Last year, he launched Spike’s “Murder,” in which two teams race to crack a previously solved crime. The twists and turns may have made for a great dinner party, but it failed to nab a significant audience.
“I thought we did a great job, but afterwards I wondered if it was interesting enough to watch them go through the process,” he says. “It was just too hard for the viewers.”
Dinsmore thinks “Pirate Master,” Mark Burnett’s 2007 show in which contestants tried to out-aargh each other, faced similar challenges.
“I loved the idea of the show, but it fell into the world of fantasy,” Dinsmore says. “It wasn’t relatable.”
At least “Murder” had a better shot by being on cable, where programs only need to a couple million fans to stay on the air.
“Kid Nation” may have had more success on a cable outlet like ABC Family or Nickelodeon, where a niche audience may have been fascinated by the “Lord of the Flies” setup. Instead, it opened on CBS to decent numbers last summer, then slowly faded away.
“The idea was interesting, but it didn’t have the broad appeal that would reach viewers from 2 to 80,” Dinsmore says.
Cable also has an advantage when it comes to selling a show. “Project Runway,” which runs on the NBC-owned Bravo channel, didn’t open big in early December 2004, but “they marketed the heck out of that show,” Dinsmore says.

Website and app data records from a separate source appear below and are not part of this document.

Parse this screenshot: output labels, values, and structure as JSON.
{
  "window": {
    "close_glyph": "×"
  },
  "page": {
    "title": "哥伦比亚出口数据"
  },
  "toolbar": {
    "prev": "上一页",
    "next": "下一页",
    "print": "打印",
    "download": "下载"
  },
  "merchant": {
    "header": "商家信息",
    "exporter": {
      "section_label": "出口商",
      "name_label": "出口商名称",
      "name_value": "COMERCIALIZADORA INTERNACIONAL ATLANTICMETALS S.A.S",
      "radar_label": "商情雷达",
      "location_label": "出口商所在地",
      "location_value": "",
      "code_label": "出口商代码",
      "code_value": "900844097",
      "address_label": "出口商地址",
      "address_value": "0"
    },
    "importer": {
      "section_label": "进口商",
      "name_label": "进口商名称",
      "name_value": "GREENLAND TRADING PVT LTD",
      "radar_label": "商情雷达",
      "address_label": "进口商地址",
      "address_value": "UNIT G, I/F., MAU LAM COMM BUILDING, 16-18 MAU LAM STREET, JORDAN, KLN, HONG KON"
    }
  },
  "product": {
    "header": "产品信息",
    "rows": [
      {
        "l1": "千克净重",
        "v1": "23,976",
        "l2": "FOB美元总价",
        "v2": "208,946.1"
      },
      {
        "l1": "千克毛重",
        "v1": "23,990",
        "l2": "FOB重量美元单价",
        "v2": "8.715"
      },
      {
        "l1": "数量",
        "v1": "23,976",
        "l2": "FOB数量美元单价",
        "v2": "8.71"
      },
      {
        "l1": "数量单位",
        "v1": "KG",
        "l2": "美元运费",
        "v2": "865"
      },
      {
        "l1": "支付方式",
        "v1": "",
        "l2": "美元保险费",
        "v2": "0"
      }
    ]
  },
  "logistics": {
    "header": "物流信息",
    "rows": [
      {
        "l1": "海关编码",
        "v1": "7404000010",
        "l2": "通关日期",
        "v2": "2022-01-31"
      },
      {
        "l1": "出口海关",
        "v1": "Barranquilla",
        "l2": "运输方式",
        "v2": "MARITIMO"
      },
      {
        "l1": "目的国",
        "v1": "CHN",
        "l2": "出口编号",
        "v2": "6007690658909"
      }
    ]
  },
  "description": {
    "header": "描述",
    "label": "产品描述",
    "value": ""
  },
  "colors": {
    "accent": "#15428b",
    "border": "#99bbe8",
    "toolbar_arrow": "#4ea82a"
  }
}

A marathon of reruns around Christmastime became the turning point for a series that’s now one of cable’s most buzzed about series.
Marketing is trickier at the network level, where real estate is harder to secure.
Murray blames ABC for the failure of his 2006 series “One Ocean View,” claiming the network didn’t promote it aggressively enough.
Even more harmful, he adds, was the launch date. “View” debuted on July 31, far removed from end of May sweeps and far ahead of the new fall season, when it could have piggybacked onto an established hit show.
“Look at ‘Moment of Truth,’ ” says Murray, referring to Fox’s successful gameshow in which contestants are strapped to a lie detector and asked squirm-worthy questions. “They started it behind ‘Idol’ so the audience could find it, then once it was established, they moved it to its own night. That’s very smart scheduling.”
Of course, there are only so many “Idol”-type shows out there, and networks have to fill the air with something, even in the lazy days of summer.
“We’ve got to keep the lights on,” Dinsmore explains.